[Data extracted from a collection]
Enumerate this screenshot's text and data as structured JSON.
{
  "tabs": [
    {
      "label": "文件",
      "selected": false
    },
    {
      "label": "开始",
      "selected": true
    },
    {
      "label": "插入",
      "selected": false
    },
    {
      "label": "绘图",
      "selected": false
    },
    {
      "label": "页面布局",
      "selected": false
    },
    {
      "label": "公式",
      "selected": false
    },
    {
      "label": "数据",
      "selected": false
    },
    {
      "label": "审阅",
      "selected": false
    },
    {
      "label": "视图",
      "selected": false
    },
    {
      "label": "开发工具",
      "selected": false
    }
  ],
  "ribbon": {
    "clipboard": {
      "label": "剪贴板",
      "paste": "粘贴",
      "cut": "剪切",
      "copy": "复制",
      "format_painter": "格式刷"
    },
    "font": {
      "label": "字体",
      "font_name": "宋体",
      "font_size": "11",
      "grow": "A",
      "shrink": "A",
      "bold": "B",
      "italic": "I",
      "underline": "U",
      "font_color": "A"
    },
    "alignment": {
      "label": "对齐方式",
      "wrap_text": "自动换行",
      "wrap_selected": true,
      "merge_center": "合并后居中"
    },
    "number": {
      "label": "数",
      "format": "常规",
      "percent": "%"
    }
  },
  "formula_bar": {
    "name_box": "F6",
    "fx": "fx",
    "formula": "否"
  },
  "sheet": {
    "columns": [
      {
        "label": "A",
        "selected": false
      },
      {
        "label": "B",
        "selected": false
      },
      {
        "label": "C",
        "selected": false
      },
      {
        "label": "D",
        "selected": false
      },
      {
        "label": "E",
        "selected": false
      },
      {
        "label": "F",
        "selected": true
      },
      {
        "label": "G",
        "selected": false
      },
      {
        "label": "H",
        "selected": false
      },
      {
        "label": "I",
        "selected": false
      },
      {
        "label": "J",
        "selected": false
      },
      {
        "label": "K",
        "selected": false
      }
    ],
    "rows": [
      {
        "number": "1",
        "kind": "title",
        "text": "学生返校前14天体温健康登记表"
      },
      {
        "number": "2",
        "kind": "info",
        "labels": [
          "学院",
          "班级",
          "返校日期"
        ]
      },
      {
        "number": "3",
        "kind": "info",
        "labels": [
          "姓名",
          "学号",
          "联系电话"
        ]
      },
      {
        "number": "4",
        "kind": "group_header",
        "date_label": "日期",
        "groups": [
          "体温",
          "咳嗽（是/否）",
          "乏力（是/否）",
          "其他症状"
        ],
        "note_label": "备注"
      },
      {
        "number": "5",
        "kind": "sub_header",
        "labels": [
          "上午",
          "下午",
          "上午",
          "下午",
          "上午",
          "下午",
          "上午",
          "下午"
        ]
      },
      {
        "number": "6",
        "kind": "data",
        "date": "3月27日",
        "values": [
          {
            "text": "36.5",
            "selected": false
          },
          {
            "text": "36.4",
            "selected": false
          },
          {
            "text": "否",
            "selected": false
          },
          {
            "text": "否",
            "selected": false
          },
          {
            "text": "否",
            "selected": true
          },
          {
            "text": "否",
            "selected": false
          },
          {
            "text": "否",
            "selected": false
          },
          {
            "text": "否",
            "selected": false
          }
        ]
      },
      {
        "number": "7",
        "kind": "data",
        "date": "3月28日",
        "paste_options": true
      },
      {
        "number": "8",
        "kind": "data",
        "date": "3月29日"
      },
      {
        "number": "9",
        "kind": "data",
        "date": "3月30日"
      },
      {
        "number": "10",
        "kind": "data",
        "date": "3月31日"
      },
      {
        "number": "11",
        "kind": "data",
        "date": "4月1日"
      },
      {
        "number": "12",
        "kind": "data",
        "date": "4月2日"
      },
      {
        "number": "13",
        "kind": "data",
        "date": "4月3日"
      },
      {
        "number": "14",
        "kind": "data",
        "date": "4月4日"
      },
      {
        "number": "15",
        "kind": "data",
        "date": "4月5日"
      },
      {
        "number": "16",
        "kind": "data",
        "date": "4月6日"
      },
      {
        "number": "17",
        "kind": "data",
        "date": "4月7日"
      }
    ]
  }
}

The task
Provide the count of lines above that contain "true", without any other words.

Exercise response
5